The front part of the bolt and direct barrel locking are made in accordance with the latest solutions. The rear of the bolt on M12 is an original Mauser solution. This involves a brake with a large, three position, lever. When the lever is all the way back, the weapon is completely secure, the middle position allows you to unload the barrel, or reload the magazine, while, when the lever is in the frontal position the weapon is ready to fire. This is denominated by a large, red “F”. The rear part of the bolt holds a red ring, which is easy to see, or to feel with a finger during the night and indicates that the mechanism is locked. The rifle comes with a factory adjusted trigger. This cheap solution has been masterfully implemented here. The trigger is quite sensitive and fires at forces of 0.95 daN.
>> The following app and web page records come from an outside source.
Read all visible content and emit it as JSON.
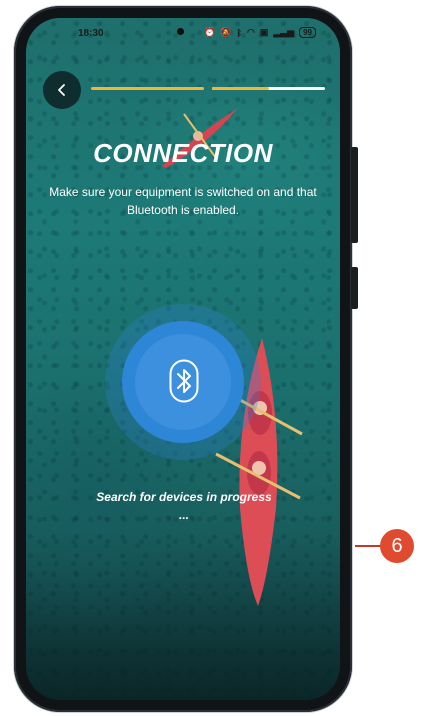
{
  "status_bar": {
    "time": "18:30",
    "icons": [
      "alarm-icon",
      "mute-icon",
      "bluetooth-icon",
      "wifi-icon",
      "data-icon",
      "signal-icon"
    ],
    "battery": "99"
  },
  "progress": {
    "step1_fraction": 1.0,
    "step2_fraction": 0.5
  },
  "header": {
    "back_icon": "chevron-left-icon",
    "title": "CONNECTION",
    "subtitle": "Make sure your equipment is switched on and that Bluetooth is enabled."
  },
  "bluetooth": {
    "icon": "bluetooth-icon",
    "status_text": "Search for devices in progress ..."
  },
  "callout": {
    "number": "6"
  },
  "colors": {
    "accent_yellow": "#f2b632",
    "bluetooth_blue": "#2d86d6",
    "water_teal": "#1d7a77",
    "callout_red": "#e04a2f"
  }
}
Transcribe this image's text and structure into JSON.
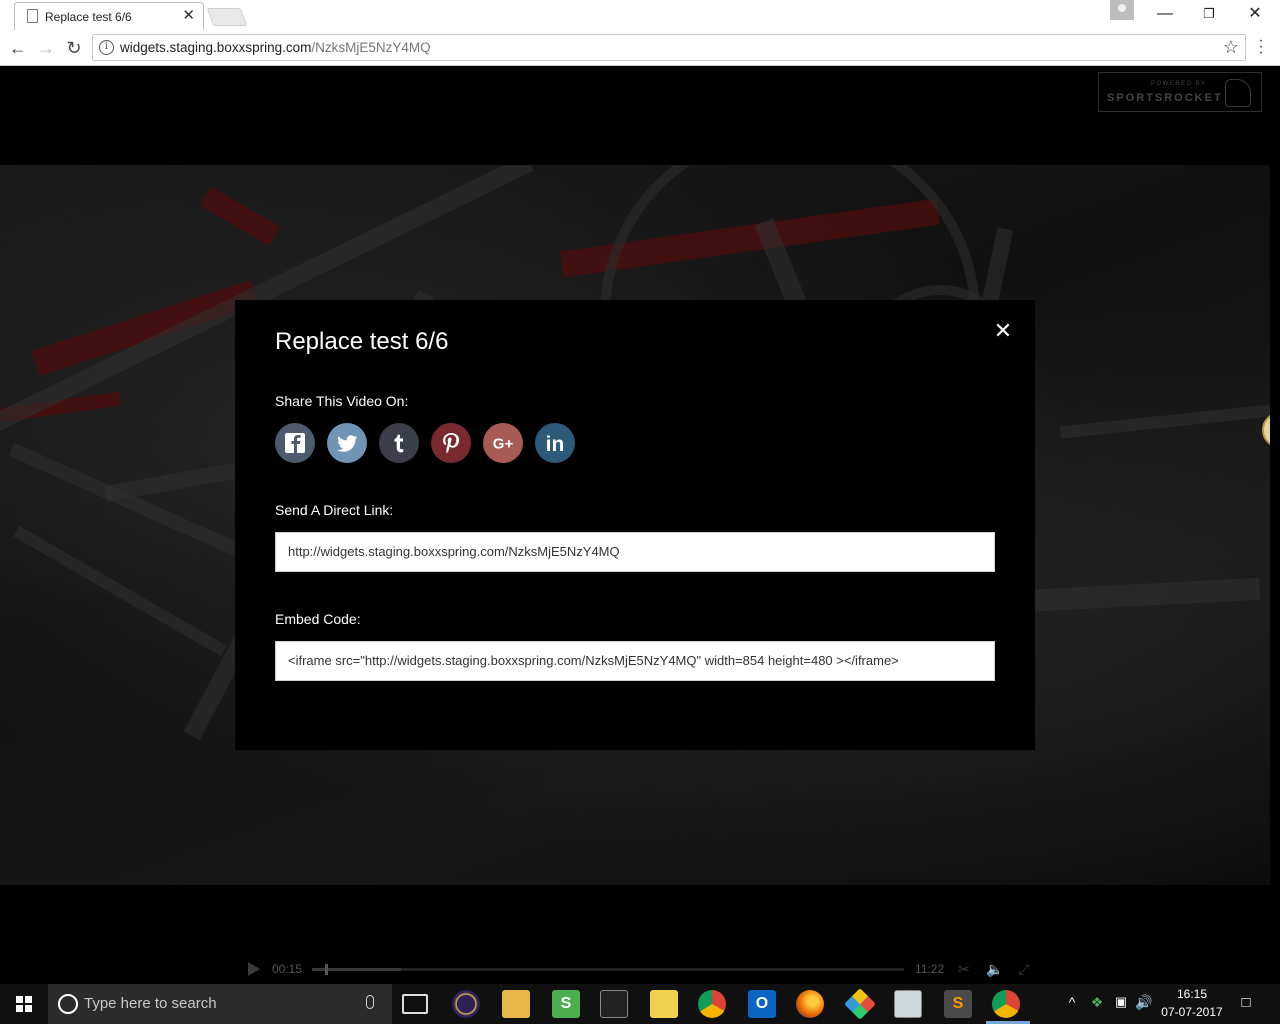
{
  "browser": {
    "tab_title": "Replace test 6/6",
    "url_host": "widgets.staging.boxxspring.com",
    "url_path": "/NzksMjE5NzY4MQ"
  },
  "logo": {
    "powered_by": "POWERED BY",
    "brand": "SPORTSROCKET"
  },
  "share_modal": {
    "title": "Replace test 6/6",
    "share_label": "Share This Video On:",
    "social": [
      {
        "name": "facebook",
        "color": "#3b5998"
      },
      {
        "name": "twitter",
        "color": "#55acee"
      },
      {
        "name": "tumblr",
        "color": "#35465c"
      },
      {
        "name": "pinterest",
        "color": "#cb2027"
      },
      {
        "name": "google-plus",
        "color": "#dd4b39"
      },
      {
        "name": "linkedin",
        "color": "#007bb5"
      }
    ],
    "direct_link_label": "Send A Direct Link:",
    "direct_link_value": "http://widgets.staging.boxxspring.com/NzksMjE5NzY4MQ",
    "embed_label": "Embed Code:",
    "embed_value": "<iframe src=\"http://widgets.staging.boxxspring.com/NzksMjE5NzY4MQ\" width=854 height=480 ></iframe>"
  },
  "player": {
    "current_time": "00:15",
    "duration": "11:22",
    "progress_fraction": 0.022,
    "buffered_fraction": 0.15
  },
  "taskbar": {
    "search_placeholder": "Type here to search",
    "time": "16:15",
    "date": "07-07-2017"
  }
}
Old Mauser rifles similar to M98 were selling amazingly well, which prompted the manufacturers to make the new model with the same receiver bridge that M98 had. This allows us to mount any kind of scope that we could use on the classic Mauser rifles. This is just another benefit that might be able to save the customers some money. The customer can buy the rifle with or without the iron sights. The back sight with a U groove is direction adjustable, and slightly inclined. The barrel, both the 56 cm standard one and the 62 cm magnum one, has a finely crafted muzzle with a concave grooves. This is just another example of Mauser’s commitment to quality. All of the important parts of M12, including the receiver, are made of steel. Still, the rifle is not too heavy at 3.1 to 3.2 kg, which makes it one of the lighter threaded barrel rifles. This was made possible by the use of high quality steel and the direct locking system.
Easy Magazine Replacement
Mauser M12 comes with a walnut stock with a Mauser logo. The walnut is of adequate quality, finely checkered. Apart from the walnut sock, M12 also comes with a synthetic dark grey stock, with an M12 Extreme mark. This indicated that the stock is capable of enduring extreme conditions. They come with a bolt lever ball made of the same material.
Regardless of the choice of the stock, M12 is a great and affordable rifle. The finishing is great, the slide moves nicely, and the locking is nice and easy. The safety is accurate and silent. Magazines are easy to replace, and we especially like the fact that you can reload the magazine from the top. It is also fairly easy to find good optics and the trigger system is almost perfect.
Pictures taken from: http://www.armiemunizioni.net/, http://accurateshooter.net/, http://www.all4shooters.com/